As you ascend, and once you reach the top, keep your eyes peeled for the elusive Peregrine Falcon. These graceful, large raptors are native to the area. They are, in fact, widespread across much of the world. But they were eliminated regionally during the 20th century due to the effects of DDT. Since then, they've been reintroduced to the area successfully and are still protected. Rock climbing routes near their high, windy cliff-side nesting sites are closed periodically to ensure that the birds are able to hatch and raise their offspring in peace. The Peregrine's most well-known feature is their hunting style: taking other birds in mid-flight, they dive from high above, striking their prey at literally breakneck speeds.
Near the summit, you start to get views back down into the gorge, such as this one of an adjacent cliff face covered with blooming rhododendron and azalea.The trail will go around a ridge and curve to the right. An intersection with a faint path - the old Little Table Rock trail - is at the top of the ridge; bear right, uphill. You will immediately pass onto a cooler, wetter slope of the mountain. Here, Carolina Hemlocks grow among the pines and hardwoods (or grew - they may be dead by the time you hike here) with a few Eastern hemlocks as well. Both hemlock species are being ravaged by the Hemlock Wooly Adelgid, a non-native pest that has a lot less mercy on its host than the pine beetles have.

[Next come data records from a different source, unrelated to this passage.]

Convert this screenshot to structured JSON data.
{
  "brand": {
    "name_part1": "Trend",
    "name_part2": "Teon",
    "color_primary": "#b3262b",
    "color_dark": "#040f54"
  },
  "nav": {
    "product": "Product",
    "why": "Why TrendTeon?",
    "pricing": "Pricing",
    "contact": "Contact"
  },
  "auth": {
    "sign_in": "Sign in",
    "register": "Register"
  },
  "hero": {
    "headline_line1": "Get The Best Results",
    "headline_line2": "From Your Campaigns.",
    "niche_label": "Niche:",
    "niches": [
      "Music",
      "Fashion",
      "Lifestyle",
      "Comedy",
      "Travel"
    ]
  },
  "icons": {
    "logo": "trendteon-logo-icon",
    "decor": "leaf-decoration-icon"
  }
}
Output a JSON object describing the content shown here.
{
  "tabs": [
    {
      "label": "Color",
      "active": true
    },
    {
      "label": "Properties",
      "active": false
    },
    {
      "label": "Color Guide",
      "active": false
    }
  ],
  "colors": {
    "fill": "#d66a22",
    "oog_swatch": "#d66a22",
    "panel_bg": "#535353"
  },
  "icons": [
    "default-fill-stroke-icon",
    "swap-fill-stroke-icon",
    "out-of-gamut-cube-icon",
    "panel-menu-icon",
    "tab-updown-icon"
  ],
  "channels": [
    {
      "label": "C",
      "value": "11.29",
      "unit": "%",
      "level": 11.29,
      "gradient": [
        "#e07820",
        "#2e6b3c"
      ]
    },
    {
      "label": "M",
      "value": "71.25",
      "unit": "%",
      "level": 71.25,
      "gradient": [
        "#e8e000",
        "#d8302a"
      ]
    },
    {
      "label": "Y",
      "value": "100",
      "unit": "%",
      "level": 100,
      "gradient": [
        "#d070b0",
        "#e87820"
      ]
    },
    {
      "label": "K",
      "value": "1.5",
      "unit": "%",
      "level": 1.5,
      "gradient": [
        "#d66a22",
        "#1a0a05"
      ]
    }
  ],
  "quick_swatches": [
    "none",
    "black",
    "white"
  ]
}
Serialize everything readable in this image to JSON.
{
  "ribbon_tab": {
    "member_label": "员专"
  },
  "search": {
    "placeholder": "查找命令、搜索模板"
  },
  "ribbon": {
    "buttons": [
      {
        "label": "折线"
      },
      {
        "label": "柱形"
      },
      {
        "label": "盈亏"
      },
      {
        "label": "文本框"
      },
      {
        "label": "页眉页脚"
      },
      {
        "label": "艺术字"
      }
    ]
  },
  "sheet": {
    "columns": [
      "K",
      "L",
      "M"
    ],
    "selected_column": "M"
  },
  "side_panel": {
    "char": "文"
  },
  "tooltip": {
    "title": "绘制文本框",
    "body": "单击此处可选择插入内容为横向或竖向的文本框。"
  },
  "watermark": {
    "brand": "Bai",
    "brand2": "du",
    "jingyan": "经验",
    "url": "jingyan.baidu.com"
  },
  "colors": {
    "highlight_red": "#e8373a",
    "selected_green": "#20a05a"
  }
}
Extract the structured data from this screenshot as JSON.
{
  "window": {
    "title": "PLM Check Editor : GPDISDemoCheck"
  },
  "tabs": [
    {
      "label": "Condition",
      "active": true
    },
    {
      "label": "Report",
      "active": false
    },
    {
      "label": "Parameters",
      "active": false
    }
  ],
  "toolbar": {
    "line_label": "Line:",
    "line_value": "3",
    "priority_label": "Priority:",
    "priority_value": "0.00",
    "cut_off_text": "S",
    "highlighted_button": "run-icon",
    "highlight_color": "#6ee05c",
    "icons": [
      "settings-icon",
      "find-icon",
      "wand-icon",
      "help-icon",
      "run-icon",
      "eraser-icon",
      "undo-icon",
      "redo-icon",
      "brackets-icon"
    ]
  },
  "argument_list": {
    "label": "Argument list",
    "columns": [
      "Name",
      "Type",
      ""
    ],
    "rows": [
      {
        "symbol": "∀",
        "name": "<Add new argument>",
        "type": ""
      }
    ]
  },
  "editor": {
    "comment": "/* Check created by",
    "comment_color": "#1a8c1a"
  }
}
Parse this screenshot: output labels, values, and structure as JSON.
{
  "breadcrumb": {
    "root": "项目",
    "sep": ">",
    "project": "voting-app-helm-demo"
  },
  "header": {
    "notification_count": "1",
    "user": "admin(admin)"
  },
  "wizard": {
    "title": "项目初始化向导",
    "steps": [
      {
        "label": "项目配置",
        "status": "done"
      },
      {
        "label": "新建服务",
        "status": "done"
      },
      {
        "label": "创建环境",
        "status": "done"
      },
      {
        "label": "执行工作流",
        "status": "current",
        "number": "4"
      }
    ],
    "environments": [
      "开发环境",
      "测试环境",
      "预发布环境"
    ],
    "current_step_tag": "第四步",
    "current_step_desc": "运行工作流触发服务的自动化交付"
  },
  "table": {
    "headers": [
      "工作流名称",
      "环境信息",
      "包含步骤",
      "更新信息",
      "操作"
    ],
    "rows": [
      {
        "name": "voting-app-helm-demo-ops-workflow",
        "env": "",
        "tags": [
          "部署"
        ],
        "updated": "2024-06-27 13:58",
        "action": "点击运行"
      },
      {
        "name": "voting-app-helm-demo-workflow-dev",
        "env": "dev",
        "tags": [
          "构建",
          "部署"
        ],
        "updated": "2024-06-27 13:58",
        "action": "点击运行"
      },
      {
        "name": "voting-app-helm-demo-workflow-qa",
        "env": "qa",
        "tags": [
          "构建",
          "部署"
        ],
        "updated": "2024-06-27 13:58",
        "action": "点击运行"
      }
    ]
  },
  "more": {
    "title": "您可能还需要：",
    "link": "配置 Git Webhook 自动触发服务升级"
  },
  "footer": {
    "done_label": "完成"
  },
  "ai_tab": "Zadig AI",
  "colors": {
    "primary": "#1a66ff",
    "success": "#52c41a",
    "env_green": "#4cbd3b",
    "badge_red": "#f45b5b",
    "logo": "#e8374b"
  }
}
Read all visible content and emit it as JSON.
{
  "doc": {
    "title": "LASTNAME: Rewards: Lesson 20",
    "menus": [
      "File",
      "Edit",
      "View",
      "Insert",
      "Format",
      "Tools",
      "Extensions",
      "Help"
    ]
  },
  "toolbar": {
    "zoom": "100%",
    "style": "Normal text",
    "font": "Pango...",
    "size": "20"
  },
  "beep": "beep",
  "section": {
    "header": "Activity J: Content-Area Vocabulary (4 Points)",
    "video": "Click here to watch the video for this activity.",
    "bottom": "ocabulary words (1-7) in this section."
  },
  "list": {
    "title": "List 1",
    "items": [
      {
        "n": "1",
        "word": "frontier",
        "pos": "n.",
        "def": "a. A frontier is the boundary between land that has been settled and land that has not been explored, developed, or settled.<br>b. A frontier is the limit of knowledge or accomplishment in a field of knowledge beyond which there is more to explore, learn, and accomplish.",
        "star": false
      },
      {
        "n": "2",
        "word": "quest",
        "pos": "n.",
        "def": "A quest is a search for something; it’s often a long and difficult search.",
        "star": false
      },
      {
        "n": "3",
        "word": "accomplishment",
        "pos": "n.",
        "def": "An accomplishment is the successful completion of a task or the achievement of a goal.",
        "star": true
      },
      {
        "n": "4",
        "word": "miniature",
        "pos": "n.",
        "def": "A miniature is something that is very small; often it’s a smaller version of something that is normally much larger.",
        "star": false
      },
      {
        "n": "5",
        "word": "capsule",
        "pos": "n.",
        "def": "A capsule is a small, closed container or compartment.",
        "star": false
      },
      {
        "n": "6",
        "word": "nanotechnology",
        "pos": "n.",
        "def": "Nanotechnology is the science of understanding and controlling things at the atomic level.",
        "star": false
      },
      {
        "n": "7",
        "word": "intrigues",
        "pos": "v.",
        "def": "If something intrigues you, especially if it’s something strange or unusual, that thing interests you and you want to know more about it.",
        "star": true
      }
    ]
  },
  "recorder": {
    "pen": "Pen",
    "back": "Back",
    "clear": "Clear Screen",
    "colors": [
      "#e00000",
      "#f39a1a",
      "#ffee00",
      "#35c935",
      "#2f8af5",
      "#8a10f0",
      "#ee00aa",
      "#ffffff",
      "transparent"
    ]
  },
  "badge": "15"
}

There is another intersection on the left; this time, with the Mountains to Sea Trail. Bear right, uphill.
The trail switches back again, climbing in earnest, and goes back onto the open, sunny south side of the mountain. The trail climbs steeply along much of the remainder of the route. Several rock formations stand out along this section of trail. At one point, the trail passes through a neat slot formed by a large boulder that has split away from the main rock face.
As you approach the top, the vegetation gets reduced down to very short, gnarled growth. It's mostly shrubs with a few stunted trees. The trail officially ends on a small flat area where an observation tower once stood. Despite the tower's absence, views are to be had in every direction, and they are spectacular.
You can travel along the ridge to the south if you're willing to scramble and climb over some very rough rocks. Keep in mind that there are sheer cliffs in almost all directions from the top and stay well back away from the edges. Also, obey any signs posted regarding closures for the Peregrine Falcons during the spring nesting season. Table Rock Park is pet friendly but bring your pet on leash, there are drop offs and dangerous cliffs and you want to have fun without any accidents! Guests staying at pet friendly Wilson Creek Cabins in the Wild and Scenic River Gorge below Grandfather Mountain have a getaway that is hard to duplicate. Secluded properties in Natures beauty and terrific outdoor covered lounges by the creek for grilling and chilling after a fun day on the trails! list www.wilsoncreekcabins.com to see our cozy homes in the Gorge! See the video below to experience the Grand Canyon of the East!:
Jeff Shook - owner I dreamed of owning Brown Mountain Lodge as a kid. In 2000 my wife and I purchased it and began our restoration and expansion of the home to share with guests the memories and good times of the Wilson Creek River Gorge area. In 2010 we opened my parents home place and named it Creekside Cozy Cabin. We invite you to experience the peace and serenity of the mountains for your next vacation getaway.